═════ Listed records

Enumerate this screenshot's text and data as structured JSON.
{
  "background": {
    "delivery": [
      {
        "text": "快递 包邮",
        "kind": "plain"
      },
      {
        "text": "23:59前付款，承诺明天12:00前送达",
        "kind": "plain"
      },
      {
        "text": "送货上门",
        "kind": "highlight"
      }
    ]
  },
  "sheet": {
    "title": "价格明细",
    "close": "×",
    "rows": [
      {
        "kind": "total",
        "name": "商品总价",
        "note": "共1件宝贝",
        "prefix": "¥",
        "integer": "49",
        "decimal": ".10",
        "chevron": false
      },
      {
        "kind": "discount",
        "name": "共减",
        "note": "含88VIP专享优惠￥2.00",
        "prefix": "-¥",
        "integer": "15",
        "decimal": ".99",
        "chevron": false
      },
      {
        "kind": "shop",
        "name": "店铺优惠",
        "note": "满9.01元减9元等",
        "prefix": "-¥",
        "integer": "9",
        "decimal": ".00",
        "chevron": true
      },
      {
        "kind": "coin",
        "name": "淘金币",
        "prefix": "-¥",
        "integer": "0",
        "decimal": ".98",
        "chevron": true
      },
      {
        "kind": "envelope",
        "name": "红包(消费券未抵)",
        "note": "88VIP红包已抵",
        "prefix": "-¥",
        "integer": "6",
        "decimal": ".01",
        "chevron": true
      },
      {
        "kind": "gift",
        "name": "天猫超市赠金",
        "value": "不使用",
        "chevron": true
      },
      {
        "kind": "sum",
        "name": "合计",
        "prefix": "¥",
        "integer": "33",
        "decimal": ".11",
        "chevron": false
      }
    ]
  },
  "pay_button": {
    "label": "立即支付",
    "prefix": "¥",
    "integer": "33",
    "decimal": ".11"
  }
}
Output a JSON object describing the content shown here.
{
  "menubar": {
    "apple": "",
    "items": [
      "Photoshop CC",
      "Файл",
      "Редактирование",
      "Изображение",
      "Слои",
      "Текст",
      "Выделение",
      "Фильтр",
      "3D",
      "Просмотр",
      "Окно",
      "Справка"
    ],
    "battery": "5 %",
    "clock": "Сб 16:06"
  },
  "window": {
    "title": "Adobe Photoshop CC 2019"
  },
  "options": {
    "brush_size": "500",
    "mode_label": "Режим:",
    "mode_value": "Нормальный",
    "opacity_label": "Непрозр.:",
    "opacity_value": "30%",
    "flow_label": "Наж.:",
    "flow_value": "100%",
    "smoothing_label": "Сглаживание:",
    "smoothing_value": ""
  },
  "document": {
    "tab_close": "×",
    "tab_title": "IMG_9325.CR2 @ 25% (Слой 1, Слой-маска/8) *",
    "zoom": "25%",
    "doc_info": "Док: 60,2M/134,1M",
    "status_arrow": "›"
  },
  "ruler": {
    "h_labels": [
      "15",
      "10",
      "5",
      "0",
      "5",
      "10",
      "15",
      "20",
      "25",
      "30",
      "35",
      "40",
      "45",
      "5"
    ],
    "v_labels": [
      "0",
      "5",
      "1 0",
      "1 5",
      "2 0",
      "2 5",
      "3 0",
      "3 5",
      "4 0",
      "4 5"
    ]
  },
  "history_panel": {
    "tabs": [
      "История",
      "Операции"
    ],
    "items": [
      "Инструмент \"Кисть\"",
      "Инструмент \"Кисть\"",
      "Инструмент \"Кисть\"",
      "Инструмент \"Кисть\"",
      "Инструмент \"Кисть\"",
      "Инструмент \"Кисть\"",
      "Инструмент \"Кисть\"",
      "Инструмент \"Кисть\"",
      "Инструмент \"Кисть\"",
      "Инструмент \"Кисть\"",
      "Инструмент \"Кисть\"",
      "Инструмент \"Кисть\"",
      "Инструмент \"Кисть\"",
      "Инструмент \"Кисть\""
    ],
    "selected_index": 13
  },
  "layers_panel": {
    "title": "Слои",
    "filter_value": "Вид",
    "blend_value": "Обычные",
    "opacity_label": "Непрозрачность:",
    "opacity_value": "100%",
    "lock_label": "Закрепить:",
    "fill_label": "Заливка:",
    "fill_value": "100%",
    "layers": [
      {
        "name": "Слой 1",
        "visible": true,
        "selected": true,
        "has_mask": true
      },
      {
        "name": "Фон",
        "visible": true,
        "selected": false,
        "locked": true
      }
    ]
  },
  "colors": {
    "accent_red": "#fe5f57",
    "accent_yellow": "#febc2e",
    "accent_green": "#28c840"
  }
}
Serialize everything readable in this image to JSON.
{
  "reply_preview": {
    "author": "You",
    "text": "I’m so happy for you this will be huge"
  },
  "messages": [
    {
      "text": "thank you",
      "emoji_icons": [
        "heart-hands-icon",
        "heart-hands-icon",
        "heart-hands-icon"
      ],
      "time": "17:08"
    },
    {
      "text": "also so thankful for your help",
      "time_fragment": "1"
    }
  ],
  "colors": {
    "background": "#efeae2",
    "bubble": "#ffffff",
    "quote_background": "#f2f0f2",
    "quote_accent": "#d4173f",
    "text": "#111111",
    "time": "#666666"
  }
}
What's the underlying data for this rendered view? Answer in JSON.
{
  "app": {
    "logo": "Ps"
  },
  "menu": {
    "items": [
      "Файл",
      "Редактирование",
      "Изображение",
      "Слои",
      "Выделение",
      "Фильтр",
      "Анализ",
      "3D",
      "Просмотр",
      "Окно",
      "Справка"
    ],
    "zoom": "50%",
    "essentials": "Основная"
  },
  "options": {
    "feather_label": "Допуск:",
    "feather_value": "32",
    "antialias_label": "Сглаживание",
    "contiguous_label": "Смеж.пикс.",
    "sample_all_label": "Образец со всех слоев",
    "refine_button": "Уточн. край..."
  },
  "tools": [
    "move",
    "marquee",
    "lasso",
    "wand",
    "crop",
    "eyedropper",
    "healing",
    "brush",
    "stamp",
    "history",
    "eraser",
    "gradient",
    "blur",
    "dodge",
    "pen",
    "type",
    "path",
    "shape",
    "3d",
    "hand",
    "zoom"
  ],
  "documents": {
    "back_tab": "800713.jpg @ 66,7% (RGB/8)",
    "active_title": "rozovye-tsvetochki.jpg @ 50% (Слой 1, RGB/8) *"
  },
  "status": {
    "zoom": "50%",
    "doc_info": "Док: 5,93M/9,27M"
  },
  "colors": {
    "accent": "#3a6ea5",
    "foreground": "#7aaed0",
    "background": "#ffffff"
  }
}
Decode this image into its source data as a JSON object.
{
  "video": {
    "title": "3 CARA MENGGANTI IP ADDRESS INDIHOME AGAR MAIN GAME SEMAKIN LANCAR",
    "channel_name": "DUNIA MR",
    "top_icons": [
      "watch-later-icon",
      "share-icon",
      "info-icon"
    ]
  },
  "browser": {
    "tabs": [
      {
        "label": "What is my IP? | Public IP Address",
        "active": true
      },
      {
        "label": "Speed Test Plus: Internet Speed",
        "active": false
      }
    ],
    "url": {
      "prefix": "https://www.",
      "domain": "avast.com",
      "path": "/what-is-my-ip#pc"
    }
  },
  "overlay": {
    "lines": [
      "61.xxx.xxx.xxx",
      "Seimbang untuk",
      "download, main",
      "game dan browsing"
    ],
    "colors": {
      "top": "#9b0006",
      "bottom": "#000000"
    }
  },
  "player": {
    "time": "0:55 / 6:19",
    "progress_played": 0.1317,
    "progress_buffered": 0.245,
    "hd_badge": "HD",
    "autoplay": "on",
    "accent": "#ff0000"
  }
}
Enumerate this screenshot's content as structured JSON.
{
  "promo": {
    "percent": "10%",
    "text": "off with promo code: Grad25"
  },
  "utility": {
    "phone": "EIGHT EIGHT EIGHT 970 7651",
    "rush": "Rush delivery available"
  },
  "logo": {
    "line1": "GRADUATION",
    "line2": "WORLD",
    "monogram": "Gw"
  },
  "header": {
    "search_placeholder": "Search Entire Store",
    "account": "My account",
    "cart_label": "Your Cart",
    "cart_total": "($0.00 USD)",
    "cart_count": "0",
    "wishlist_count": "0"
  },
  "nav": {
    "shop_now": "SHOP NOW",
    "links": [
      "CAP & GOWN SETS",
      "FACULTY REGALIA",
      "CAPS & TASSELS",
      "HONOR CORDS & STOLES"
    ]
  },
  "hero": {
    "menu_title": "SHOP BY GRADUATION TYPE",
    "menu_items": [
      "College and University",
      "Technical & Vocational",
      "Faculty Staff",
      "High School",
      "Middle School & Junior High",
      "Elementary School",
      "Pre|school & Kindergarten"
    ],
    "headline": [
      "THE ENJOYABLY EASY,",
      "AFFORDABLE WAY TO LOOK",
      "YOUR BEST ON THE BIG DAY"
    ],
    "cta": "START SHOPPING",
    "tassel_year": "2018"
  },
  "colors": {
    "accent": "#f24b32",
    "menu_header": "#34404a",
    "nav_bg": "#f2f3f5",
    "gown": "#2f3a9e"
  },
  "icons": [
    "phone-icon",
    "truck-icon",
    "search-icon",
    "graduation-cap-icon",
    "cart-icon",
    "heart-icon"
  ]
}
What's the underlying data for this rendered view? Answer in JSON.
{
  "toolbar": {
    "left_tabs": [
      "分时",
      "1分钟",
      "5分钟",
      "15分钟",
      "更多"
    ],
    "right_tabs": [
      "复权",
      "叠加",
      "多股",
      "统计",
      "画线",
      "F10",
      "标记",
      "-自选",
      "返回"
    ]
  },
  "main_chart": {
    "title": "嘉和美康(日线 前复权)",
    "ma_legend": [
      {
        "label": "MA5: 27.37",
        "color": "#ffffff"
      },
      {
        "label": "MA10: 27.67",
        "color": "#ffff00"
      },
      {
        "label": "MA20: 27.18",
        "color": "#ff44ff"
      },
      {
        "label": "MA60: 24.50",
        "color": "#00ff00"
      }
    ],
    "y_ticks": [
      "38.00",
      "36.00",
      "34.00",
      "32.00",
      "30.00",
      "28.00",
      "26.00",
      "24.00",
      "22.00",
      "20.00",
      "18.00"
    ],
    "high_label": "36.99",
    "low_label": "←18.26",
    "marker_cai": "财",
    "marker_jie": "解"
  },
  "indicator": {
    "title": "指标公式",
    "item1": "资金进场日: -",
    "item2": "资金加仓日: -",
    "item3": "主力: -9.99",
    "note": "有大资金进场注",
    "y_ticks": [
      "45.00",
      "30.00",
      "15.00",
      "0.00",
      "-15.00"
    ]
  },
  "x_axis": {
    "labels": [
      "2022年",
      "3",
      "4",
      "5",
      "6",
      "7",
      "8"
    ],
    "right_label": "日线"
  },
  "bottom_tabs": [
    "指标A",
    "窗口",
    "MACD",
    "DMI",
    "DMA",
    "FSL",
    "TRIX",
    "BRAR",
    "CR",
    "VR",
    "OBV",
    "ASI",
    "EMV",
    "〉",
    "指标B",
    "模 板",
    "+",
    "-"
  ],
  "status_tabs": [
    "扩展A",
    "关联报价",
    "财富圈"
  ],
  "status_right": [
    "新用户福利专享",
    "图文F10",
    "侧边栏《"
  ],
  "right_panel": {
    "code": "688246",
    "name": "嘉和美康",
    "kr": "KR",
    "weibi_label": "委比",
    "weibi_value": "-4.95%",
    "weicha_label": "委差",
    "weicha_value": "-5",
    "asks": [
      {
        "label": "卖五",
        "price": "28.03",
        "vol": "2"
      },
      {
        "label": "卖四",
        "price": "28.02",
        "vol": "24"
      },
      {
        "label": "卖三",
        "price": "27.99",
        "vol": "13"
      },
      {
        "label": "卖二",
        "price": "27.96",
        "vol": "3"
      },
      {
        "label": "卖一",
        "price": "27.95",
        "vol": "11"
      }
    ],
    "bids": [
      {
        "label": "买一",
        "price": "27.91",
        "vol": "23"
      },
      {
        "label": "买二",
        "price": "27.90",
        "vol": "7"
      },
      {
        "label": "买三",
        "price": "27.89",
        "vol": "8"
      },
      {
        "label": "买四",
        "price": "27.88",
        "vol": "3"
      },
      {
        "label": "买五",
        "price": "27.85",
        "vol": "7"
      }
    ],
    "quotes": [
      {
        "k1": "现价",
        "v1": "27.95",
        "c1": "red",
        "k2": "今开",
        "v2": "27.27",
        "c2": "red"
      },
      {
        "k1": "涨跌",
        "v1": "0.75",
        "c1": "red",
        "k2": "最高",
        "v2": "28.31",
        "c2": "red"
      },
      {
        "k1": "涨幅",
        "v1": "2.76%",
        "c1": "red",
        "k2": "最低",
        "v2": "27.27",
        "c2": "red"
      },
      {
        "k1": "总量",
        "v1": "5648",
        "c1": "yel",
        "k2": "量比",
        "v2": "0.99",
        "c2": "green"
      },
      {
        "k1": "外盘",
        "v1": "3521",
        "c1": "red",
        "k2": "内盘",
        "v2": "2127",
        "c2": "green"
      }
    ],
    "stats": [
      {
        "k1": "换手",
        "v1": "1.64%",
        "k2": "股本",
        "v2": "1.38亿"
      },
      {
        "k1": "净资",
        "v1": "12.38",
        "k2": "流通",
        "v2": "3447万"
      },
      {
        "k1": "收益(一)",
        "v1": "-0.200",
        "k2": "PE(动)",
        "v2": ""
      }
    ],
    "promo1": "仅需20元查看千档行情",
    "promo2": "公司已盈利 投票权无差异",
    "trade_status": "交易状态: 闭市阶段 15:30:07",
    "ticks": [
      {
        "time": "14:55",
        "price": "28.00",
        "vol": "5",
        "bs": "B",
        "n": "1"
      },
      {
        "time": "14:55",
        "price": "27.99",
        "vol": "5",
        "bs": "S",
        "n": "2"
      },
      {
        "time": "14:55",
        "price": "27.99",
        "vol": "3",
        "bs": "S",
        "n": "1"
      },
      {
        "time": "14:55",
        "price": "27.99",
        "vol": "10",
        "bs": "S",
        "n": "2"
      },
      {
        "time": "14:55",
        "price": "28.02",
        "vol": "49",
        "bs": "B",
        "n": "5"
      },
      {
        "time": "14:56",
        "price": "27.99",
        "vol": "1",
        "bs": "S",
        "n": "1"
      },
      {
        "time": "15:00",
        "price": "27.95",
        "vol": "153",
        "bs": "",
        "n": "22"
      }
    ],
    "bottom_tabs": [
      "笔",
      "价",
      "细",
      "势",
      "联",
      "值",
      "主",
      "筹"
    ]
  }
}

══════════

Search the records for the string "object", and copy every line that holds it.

Task solution →
Output a JSON object describing the content shown here.
Decode this image into its source data as a JSON object.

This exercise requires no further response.